GIVEN RECORDS:
= = = = = = =

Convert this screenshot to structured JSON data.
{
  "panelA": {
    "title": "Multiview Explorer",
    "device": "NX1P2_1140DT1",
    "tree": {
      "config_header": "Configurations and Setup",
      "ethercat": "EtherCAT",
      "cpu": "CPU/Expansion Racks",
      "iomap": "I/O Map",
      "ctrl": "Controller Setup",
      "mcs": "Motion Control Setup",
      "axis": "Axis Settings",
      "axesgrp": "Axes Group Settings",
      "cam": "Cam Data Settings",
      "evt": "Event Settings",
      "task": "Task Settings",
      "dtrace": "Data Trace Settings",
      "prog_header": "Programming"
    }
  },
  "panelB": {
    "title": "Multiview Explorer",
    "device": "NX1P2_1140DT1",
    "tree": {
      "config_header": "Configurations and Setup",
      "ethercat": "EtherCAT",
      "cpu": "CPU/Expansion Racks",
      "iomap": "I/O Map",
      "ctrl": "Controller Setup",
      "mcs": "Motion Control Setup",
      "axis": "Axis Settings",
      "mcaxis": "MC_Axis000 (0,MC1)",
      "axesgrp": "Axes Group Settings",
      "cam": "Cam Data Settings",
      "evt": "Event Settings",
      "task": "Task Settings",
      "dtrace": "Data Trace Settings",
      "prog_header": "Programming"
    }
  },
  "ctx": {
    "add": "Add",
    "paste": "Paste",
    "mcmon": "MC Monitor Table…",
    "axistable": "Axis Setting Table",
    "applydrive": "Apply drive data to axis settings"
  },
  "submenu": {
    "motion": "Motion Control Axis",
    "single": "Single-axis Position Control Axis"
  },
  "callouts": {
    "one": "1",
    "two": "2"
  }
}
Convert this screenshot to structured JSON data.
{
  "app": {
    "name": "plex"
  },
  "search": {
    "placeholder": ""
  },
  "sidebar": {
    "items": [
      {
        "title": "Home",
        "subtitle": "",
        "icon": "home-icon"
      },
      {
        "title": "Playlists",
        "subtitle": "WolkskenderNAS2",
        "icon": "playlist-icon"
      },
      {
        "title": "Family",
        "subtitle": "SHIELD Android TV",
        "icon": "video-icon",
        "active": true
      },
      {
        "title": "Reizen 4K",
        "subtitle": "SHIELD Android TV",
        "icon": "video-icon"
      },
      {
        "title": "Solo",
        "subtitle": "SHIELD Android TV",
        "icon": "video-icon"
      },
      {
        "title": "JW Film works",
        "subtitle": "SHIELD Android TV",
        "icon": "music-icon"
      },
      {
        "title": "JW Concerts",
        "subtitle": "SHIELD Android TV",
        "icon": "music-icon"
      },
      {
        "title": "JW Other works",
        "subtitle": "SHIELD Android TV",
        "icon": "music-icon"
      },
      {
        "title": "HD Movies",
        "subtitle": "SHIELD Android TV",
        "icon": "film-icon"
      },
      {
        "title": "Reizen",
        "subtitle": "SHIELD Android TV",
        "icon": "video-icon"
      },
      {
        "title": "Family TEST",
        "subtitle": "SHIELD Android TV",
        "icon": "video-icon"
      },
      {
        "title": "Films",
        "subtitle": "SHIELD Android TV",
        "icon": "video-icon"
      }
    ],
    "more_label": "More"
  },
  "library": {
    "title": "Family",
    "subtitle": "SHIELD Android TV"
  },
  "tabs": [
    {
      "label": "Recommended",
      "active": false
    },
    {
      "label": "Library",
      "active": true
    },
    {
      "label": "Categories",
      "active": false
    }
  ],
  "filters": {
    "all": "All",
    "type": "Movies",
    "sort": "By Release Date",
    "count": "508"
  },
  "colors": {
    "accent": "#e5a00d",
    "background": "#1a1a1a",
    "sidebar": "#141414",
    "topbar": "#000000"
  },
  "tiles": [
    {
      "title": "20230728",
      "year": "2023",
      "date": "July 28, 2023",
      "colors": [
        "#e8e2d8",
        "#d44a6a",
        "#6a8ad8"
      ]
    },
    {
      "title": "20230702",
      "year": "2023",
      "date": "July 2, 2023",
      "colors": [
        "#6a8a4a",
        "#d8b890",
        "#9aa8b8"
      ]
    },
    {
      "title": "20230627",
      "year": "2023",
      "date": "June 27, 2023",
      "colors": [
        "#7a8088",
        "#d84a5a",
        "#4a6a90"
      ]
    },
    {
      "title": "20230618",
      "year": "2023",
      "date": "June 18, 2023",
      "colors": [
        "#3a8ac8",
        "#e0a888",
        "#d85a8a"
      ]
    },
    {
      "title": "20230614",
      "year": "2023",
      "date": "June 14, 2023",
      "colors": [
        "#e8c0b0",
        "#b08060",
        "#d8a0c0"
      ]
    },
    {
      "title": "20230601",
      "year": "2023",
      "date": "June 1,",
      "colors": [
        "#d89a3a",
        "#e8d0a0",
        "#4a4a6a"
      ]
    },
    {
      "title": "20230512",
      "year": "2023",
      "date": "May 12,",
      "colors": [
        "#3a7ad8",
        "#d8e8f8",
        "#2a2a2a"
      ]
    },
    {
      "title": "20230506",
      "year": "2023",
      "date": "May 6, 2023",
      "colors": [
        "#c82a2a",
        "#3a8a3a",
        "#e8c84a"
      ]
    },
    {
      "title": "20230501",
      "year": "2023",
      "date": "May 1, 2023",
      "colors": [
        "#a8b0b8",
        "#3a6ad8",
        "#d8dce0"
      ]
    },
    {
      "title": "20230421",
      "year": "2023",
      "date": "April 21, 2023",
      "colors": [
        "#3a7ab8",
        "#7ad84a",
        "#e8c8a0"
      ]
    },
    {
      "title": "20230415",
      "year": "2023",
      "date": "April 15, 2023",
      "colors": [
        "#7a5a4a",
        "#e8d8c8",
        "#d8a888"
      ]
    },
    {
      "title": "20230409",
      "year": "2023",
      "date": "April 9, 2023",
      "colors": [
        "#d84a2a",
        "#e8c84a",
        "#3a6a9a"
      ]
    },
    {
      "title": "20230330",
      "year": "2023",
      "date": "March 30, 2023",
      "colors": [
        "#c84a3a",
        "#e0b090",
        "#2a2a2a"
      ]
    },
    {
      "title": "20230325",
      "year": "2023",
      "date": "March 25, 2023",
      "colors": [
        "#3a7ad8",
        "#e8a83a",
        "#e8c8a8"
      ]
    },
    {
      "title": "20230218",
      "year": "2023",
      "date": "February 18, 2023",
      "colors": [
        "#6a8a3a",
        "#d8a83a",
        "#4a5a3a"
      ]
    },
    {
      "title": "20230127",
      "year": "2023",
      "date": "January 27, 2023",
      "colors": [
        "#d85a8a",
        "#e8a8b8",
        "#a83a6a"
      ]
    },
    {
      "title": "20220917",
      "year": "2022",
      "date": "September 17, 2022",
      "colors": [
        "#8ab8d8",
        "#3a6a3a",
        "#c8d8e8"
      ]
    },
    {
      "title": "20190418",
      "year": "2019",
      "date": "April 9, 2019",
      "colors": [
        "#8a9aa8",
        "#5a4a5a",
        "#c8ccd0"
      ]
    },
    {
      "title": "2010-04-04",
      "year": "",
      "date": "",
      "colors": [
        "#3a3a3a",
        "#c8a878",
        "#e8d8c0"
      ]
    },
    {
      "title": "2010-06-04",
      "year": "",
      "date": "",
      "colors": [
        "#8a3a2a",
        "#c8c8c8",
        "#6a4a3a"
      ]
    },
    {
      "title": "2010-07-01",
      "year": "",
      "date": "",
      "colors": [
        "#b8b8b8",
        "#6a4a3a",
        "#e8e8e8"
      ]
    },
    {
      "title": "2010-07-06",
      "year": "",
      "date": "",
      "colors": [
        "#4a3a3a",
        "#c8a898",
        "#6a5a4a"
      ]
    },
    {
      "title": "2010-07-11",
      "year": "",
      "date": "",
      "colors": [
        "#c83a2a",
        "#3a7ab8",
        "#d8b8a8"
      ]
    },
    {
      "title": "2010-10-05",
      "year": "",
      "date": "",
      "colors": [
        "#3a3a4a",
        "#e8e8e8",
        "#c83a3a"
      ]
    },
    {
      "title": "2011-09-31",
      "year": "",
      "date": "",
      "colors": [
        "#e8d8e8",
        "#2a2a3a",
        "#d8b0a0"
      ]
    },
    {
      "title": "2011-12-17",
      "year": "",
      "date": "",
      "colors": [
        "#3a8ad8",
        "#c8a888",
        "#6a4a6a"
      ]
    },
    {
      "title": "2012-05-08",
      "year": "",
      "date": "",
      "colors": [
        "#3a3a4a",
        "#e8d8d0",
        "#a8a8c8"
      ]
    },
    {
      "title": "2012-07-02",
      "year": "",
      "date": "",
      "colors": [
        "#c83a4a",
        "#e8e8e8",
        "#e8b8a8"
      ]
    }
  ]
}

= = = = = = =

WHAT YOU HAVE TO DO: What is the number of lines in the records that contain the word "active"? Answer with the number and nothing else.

ANSWER FOR THE TASK: 4